▶ [Exercise]: Filter the entries for lines with the word "what".

▶ [Provided information]:

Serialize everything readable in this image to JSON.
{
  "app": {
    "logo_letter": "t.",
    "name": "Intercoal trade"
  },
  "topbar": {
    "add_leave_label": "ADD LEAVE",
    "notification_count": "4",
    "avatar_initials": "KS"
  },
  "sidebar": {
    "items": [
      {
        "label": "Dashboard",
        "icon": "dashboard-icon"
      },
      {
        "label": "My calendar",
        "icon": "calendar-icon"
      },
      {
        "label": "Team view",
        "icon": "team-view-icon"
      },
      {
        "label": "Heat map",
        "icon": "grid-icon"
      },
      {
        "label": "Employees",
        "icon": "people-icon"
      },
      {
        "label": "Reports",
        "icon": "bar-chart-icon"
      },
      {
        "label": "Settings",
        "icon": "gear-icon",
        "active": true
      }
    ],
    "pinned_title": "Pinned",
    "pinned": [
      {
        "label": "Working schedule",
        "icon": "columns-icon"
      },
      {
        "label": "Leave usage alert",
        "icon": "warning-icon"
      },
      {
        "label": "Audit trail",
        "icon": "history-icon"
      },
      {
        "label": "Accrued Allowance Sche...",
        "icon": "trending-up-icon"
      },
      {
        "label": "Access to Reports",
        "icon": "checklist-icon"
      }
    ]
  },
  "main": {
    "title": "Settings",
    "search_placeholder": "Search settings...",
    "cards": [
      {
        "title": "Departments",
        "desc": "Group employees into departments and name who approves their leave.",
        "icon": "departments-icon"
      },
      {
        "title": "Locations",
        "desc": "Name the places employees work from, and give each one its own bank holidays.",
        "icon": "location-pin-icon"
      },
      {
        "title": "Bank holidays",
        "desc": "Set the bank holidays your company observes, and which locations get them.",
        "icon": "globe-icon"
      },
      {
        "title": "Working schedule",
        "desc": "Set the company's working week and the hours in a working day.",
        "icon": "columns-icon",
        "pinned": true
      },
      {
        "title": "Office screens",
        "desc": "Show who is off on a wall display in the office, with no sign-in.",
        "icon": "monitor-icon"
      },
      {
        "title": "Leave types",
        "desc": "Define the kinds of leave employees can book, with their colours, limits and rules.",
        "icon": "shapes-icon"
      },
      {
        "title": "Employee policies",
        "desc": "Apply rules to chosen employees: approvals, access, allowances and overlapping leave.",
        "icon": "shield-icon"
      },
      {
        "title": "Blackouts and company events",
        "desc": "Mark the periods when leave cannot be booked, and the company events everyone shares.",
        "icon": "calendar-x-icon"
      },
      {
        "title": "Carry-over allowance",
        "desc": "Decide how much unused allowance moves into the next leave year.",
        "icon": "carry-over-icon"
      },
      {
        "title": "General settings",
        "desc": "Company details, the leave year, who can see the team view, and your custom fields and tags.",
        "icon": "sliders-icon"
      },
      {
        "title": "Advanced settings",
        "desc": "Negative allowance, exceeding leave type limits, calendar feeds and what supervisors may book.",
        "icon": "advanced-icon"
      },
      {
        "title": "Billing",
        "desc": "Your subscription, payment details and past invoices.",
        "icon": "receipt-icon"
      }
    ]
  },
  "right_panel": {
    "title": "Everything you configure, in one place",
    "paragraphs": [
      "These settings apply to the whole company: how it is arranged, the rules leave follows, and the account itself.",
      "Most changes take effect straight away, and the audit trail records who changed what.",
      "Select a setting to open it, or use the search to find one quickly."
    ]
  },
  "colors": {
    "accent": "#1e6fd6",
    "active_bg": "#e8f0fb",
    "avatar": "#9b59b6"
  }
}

▶ [Task output]:
        "desc": "Negative allowance, exceeding leave type limits, calendar feeds and what supervisors may book.",
      "Most changes take effect straight away, and the audit trail records who changed what.",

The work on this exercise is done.